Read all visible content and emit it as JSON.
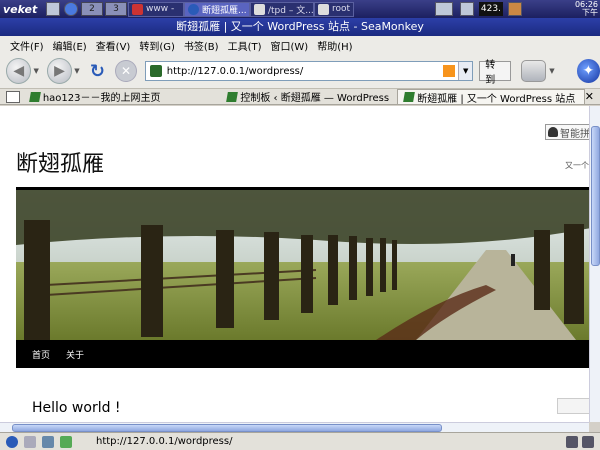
{
  "taskbar": {
    "logo": "veket",
    "workspaces": [
      "2",
      "3"
    ],
    "tasks": [
      {
        "label": "www -"
      },
      {
        "label": "断翅孤雁..."
      },
      {
        "label": "/tpd – 文..."
      },
      {
        "label": "root"
      }
    ],
    "indicator": "423.",
    "clock_time": "06:26",
    "clock_period": "下午"
  },
  "window": {
    "title": "断翅孤雁 | 又一个 WordPress 站点 - SeaMonkey"
  },
  "menu": [
    "文件(F)",
    "编辑(E)",
    "查看(V)",
    "转到(G)",
    "书签(B)",
    "工具(T)",
    "窗口(W)",
    "帮助(H)"
  ],
  "nav": {
    "url": "http://127.0.0.1/wordpress/",
    "go_label": "转到"
  },
  "tabs": [
    {
      "label": "hao123－－我的上网主页"
    },
    {
      "label": "控制板 ‹ 断翅孤雁 — WordPress"
    },
    {
      "label": "断翅孤雁 | 又一个 WordPress 站点"
    }
  ],
  "page": {
    "pinyin_label": "智能拼音",
    "site_title": "断翅孤雁",
    "site_description": "又一个",
    "menu": [
      "首页",
      "关于"
    ],
    "post_title": "Hello world !"
  },
  "status": {
    "url": "http://127.0.0.1/wordpress/"
  }
}
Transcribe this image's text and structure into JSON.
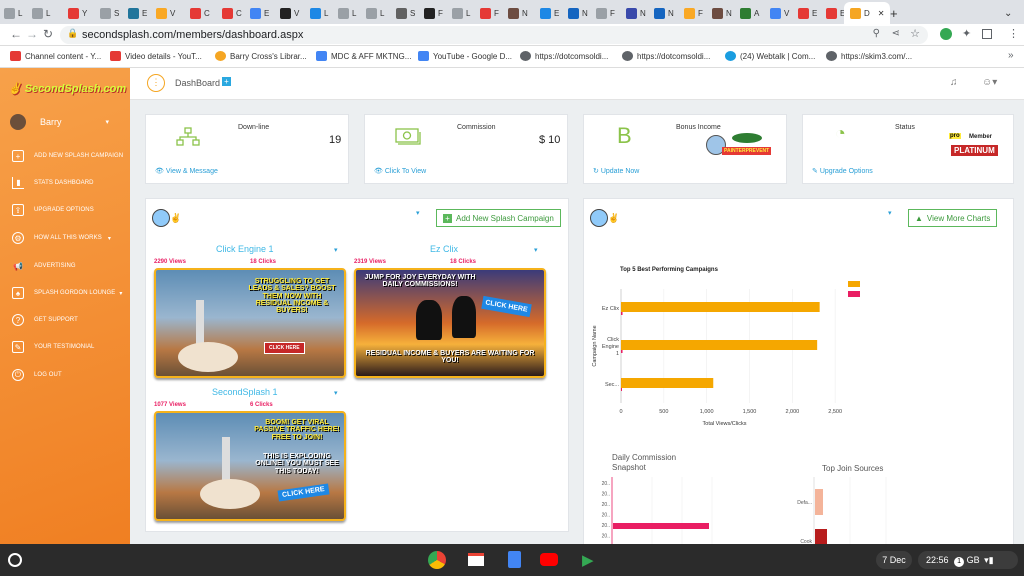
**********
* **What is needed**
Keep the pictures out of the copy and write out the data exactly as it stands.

* **Response**
Read all visible content and emit it as JSON.
{
  "taskbar": {
    "logo": "veket",
    "workspaces": [
      "2",
      "3"
    ],
    "tasks": [
      {
        "label": "www -"
      },
      {
        "label": "断翅孤雁..."
      },
      {
        "label": "/tpd – 文..."
      },
      {
        "label": "root"
      }
    ],
    "indicator": "423.",
    "clock_time": "06:26",
    "clock_period": "下午"
  },
  "window": {
    "title": "断翅孤雁 | 又一个 WordPress 站点 - SeaMonkey"
  },
  "menu": [
    "文件(F)",
    "编辑(E)",
    "查看(V)",
    "转到(G)",
    "书签(B)",
    "工具(T)",
    "窗口(W)",
    "帮助(H)"
  ],
  "nav": {
    "url": "http://127.0.0.1/wordpress/",
    "go_label": "转到"
  },
  "tabs": [
    {
      "label": "hao123－－我的上网主页"
    },
    {
      "label": "控制板 ‹ 断翅孤雁 — WordPress"
    },
    {
      "label": "断翅孤雁 | 又一个 WordPress 站点"
    }
  ],
  "page": {
    "pinyin_label": "智能拼音",
    "site_title": "断翅孤雁",
    "site_description": "又一个",
    "menu": [
      "首页",
      "关于"
    ],
    "post_title": "Hello world !"
  },
  "status": {
    "url": "http://127.0.0.1/wordpress/"
  }
}
Transcribe this image's text and structure into JSON.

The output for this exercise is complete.